ICSA chief says support for organic farming ‘excessive’ relative to other sectors
CLARE’S suckling enterprise, which generates an annual injection of an estimated €60 million into the local economy, is being short changed under the latest CAP Reform proposals, a local farm leader has claimed.
ICSA secretary, Eddie Punch has called on Clare’s Oireachtas members to address the significant underfunding of direct supports for Clare suckler, beef and sheep farmers under the government’s proposed package under the Common Agricultural Policy (CAP).
While Mr Punch supports organic farming, he believes the proposed funding of €256 million for this sector is “off the richter scale”.
In 2020, there were 66,232 calves registered as born to a suckler cow in Clare. This puts
Clare as the third highest county in Ireland for suckler cows behind Galway and just marginally behind Mayo.

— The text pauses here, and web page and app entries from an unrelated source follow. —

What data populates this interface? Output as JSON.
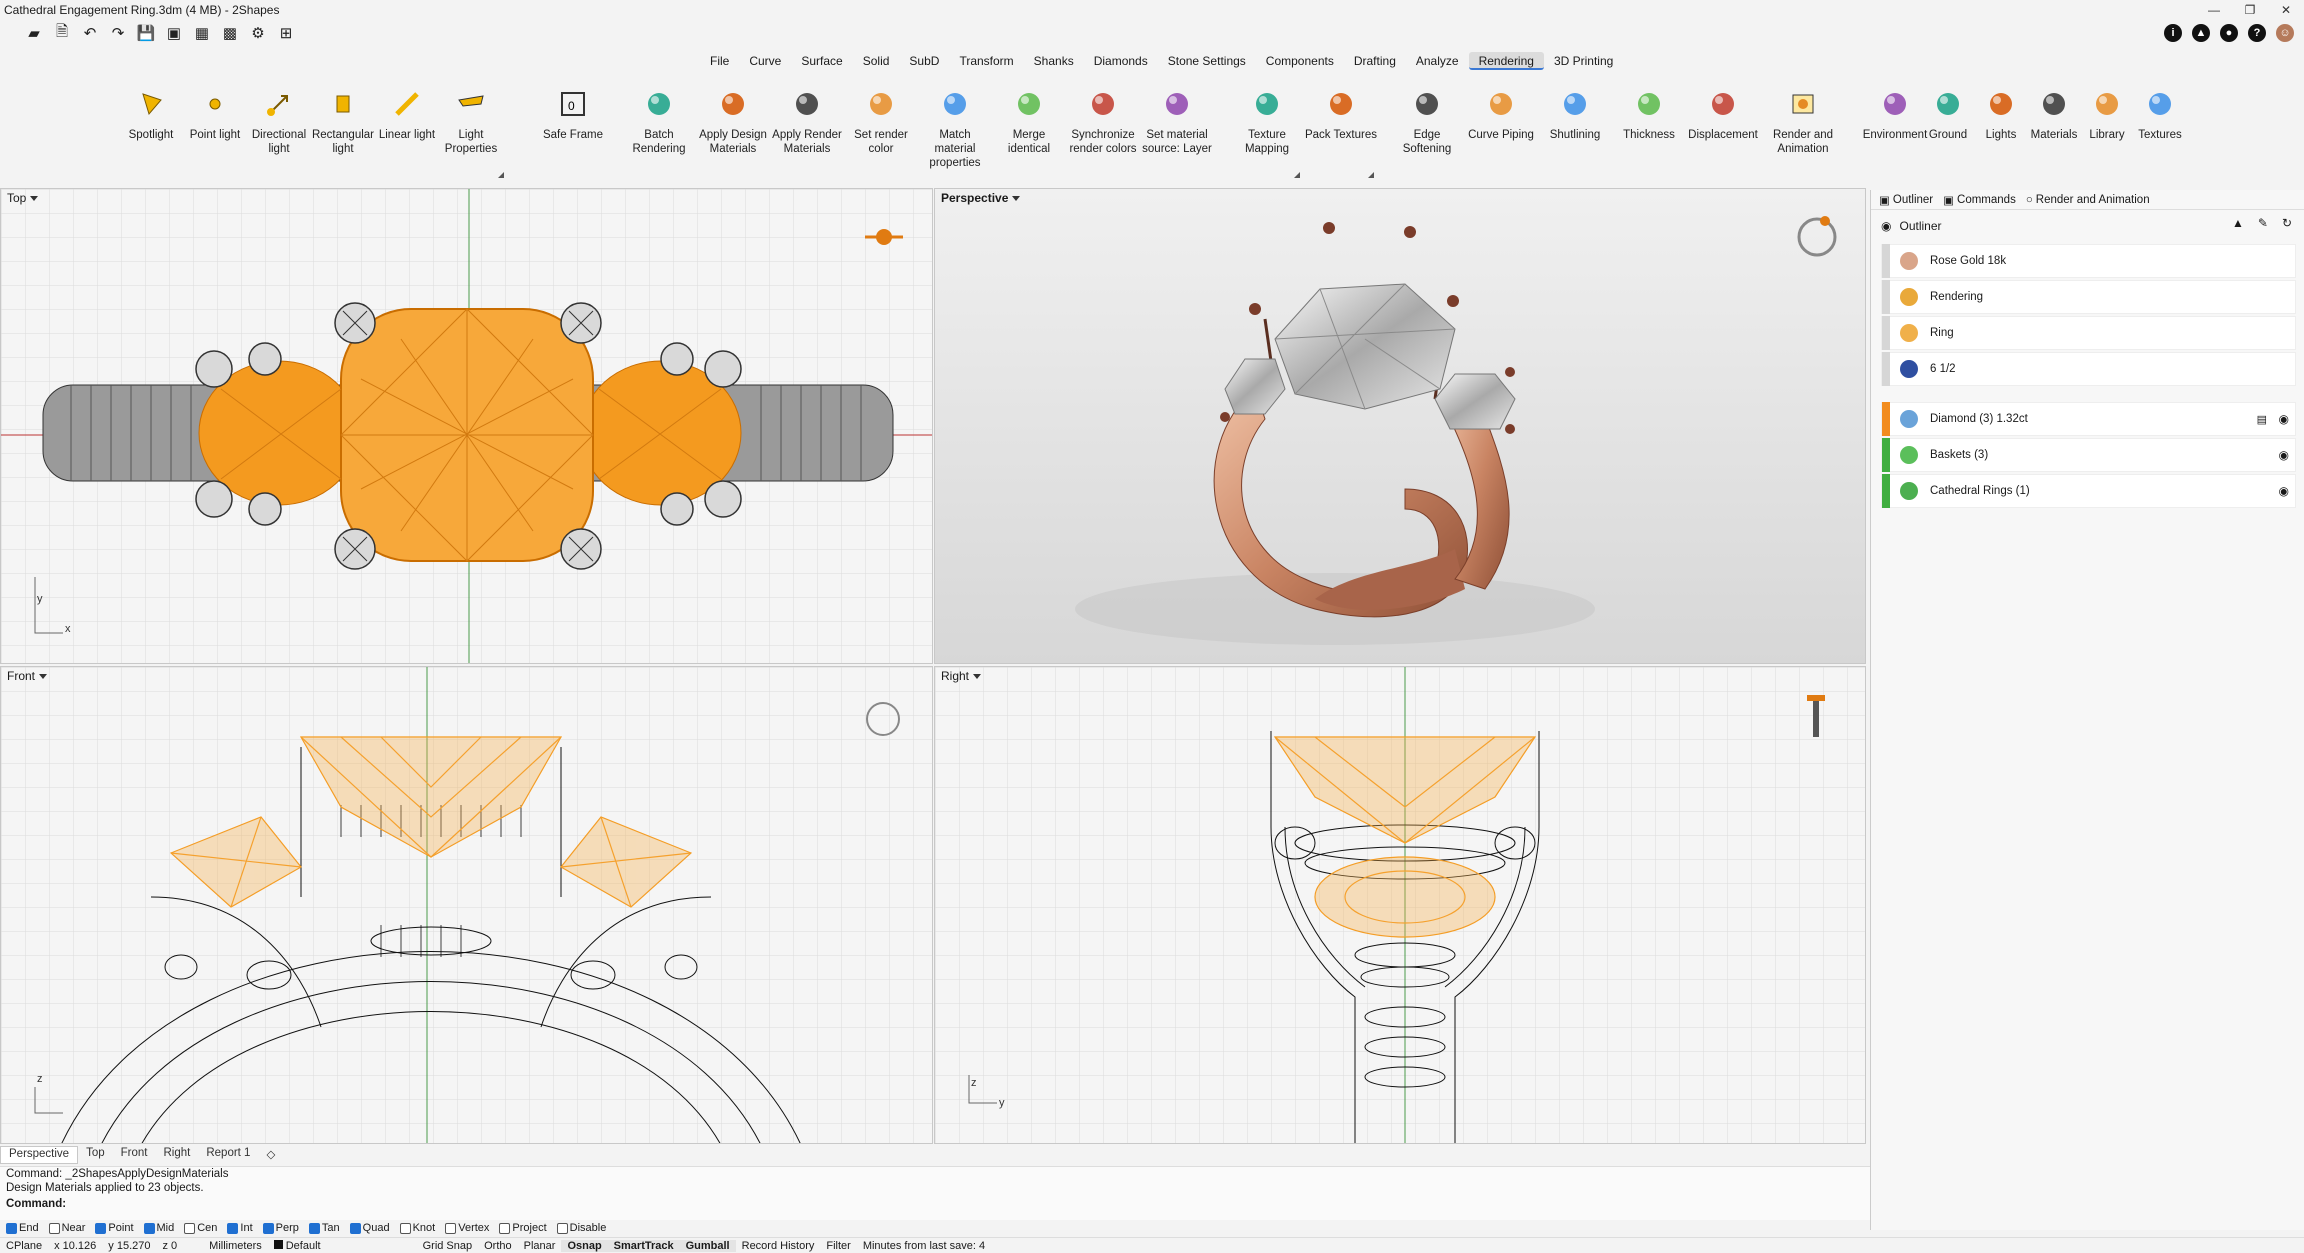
{
  "window": {
    "title": "Cathedral Engagement Ring.3dm (4 MB) - 2Shapes",
    "controls": [
      "—",
      "❐",
      "✕"
    ]
  },
  "menus": [
    "File",
    "Curve",
    "Surface",
    "Solid",
    "SubD",
    "Transform",
    "Shanks",
    "Diamonds",
    "Stone Settings",
    "Components",
    "Drafting",
    "Analyze",
    "Rendering",
    "3D Printing"
  ],
  "active_menu": "Rendering",
  "ribbon": {
    "lights": [
      {
        "label": "Spotlight"
      },
      {
        "label": "Point light"
      },
      {
        "label": "Directional\nlight"
      },
      {
        "label": "Rectangular\nlight"
      },
      {
        "label": "Linear light"
      },
      {
        "label": "Light\nProperties"
      }
    ],
    "safe_frame": "Safe Frame",
    "materials_group": [
      {
        "label": "Batch\nRendering"
      },
      {
        "label": "Apply Design\nMaterials"
      },
      {
        "label": "Apply Render\nMaterials"
      },
      {
        "label": "Set render\ncolor"
      },
      {
        "label": "Match material\nproperties"
      },
      {
        "label": "Merge\nidentical"
      },
      {
        "label": "Synchronize\nrender colors"
      },
      {
        "label": "Set material\nsource: Layer"
      }
    ],
    "texture_group": [
      {
        "label": "Texture\nMapping"
      },
      {
        "label": "Pack Textures"
      },
      {
        "label": "Edge Softening"
      },
      {
        "label": "Curve Piping"
      },
      {
        "label": "Shutlining"
      },
      {
        "label": "Thickness"
      },
      {
        "label": "Displacement"
      }
    ],
    "render_animation": "Render and\nAnimation",
    "env_group": [
      {
        "label": "Environment"
      },
      {
        "label": "Ground"
      },
      {
        "label": "Lights"
      },
      {
        "label": "Materials"
      },
      {
        "label": "Library"
      },
      {
        "label": "Textures"
      }
    ]
  },
  "viewports": {
    "top": {
      "title": "Top",
      "axis_y": "y",
      "axis_x": "x"
    },
    "perspective": {
      "title": "Perspective"
    },
    "front": {
      "title": "Front",
      "axis_z": "z"
    },
    "right": {
      "title": "Right",
      "axis_z": "z",
      "axis_y": "y"
    }
  },
  "viewport_tabs": [
    "Perspective",
    "Top",
    "Front",
    "Right",
    "Report 1"
  ],
  "command": {
    "history1": "Command: _2ShapesApplyDesignMaterials",
    "history2": "Design Materials applied to 23 objects.",
    "prompt": "Command:"
  },
  "osnaps": [
    {
      "label": "End",
      "on": true
    },
    {
      "label": "Near",
      "on": false
    },
    {
      "label": "Point",
      "on": true
    },
    {
      "label": "Mid",
      "on": true
    },
    {
      "label": "Cen",
      "on": false
    },
    {
      "label": "Int",
      "on": true
    },
    {
      "label": "Perp",
      "on": true
    },
    {
      "label": "Tan",
      "on": true
    },
    {
      "label": "Quad",
      "on": true
    },
    {
      "label": "Knot",
      "on": false
    },
    {
      "label": "Vertex",
      "on": false
    },
    {
      "label": "Project",
      "on": false
    },
    {
      "label": "Disable",
      "on": false
    }
  ],
  "status": {
    "cplane": "CPlane",
    "x": "x 10.126",
    "y": "y 15.270",
    "z": "z 0",
    "units": "Millimeters",
    "layer": "Default",
    "grid_snap": "Grid Snap",
    "ortho": "Ortho",
    "planar": "Planar",
    "osnap": "Osnap",
    "smarttrack": "SmartTrack",
    "gumball": "Gumball",
    "record_history": "Record History",
    "filter": "Filter",
    "minutes": "Minutes from last save: 4"
  },
  "panel": {
    "tabs": [
      "Outliner",
      "Commands",
      "Render and Animation"
    ],
    "header": "Outliner",
    "items_top": [
      {
        "label": "Rose Gold 18k",
        "icon": "rose-gold-material-icon",
        "color": "#d9a58a"
      },
      {
        "label": "Rendering",
        "icon": "rendering-icon",
        "color": "#e9a93a"
      },
      {
        "label": "Ring",
        "icon": "ring-icon",
        "color": "#f0b04a"
      },
      {
        "label": "6 1/2",
        "icon": "us-flag-icon",
        "color": "#2f4fa1"
      }
    ],
    "items_layers": [
      {
        "label": "Diamond (3) 1.32ct",
        "bar": "#f28c1e",
        "icon": "diamond-layer-icon",
        "color": "#6aa3d9"
      },
      {
        "label": "Baskets (3)",
        "bar": "#3fae3f",
        "icon": "basket-layer-icon",
        "color": "#5bbf5b"
      },
      {
        "label": "Cathedral Rings (1)",
        "bar": "#3fae3f",
        "icon": "ring-layer-icon",
        "color": "#4caf50"
      }
    ]
  },
  "colors": {
    "accent": "#1f6fd1",
    "gem_orange": "#f49a1f",
    "rose_gold": "#d39b7d"
  }
}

ICSA secretary, Eddie Punch stressed the suckler enterprise is hugely important for sustaining rural towns and villages in Clare.
“Marts like Ennis, Sixmilebridge and Kilfenora are greatly influenced by the selling of top quality suckler cattle. Farmers from all over Ireland come to these marts to buy quality stock.
“The are significant parts of West Clare and the Burren where sucklers are the only realistic enterprise.
“There is great stock being produced on these farms, but they are not suitable for tillage, fattening cattle or dairying because the farms are fragmented or the land isn’t good enough.
“The key issue is that the government funding proposals are ridiculously skewed in favour of organic farming.
“ICSA supports more ambition for the organic sector but the level proposed by the government is off the charts”.
The government are proposing €256 million in funding for organics for a five-year period compared to €260 million for sucklers, €100 million for sheep and zero for beef finishers.
There are just 1,800 organic farmers in Ireland compared to 63,600 suckler farmers and 35,000 sheep farmers.
This translates into an annual average payment of €28,000 per organic farm and €817 per suckler farm.
Even if the government succeeds in its plan to increase the amount of organic farmers to 6,500 by 2027, which is unlikely, he stressed the proposed funding is grossly shortchanging the suckler sector.
He said there are some farms that are suitable for organic farming – one is a large top of the range land that can grow its own cereals and can easily reseed with red clover.
The other is on bad land as a subsidiary enterprise that is in no way commercial, or a micro farm that grows their own organic vegetables and rears organic cattle for a market or to supply restaurants.
He pointed out that last enterprise doesn’t lend itself to large scale expansion.
“If a farmer is supplying all the restaurants in Clare with organic carrots, that would be a suitable enterprise for that farm.
“If five more farmers want to do the same thing, the whole thing collapses for everyone because the market isn’t there.”
He claimed the main processor of organic beef haven’t invested any considerable expenditure to grow the organic market.
Mr Punch claimed there is an element of “beef is bad, unless its organic”. However, he pointed out that the beef finisher is a vital cog in the system.
“We need people to finish the sucklers but even without sucklers, who’s going to finish all the dairy calves. Without beef finishers, the entire dairy and suckler sectors are unsustainable.
“A few thousand organic farmers are not a substitute for the conventional beef finishing sector that handles the progeny of a dairy herd that’s already at 1.5 million cows, and a suckler herd of 880,000 cows.”
He recalled former EU Commissioner Ray McSharry introduced direct payments for the suckler cow premium, ewe premium, special beef, slaughter premium and arable aid, in lieu of price supports.
While the market isn’t returning a viable income for beef and sheep, Mr Punch claimed payments have drifted away from suckler, beef and sheep farmers.
Under the 85% convergence proposals, he warned even if a land owner has land that isn’t suitable for much agricultural activity, they will essentially get the same payment per hectare as someone with a suckler cow herd or beef finishing enterprise.
“The payments are being spread across every hectare in Ireland with no regard for whether a farmer has suckler cows or needs support for a particular enterprise.
“Costs are rising much more in a farm that is active rather than inactive. The cost of diesel and other inputs is rocketing. If a land owner doesn’t have many cows, he is not feeling the pain of these costs as much.”
by Dan Danaher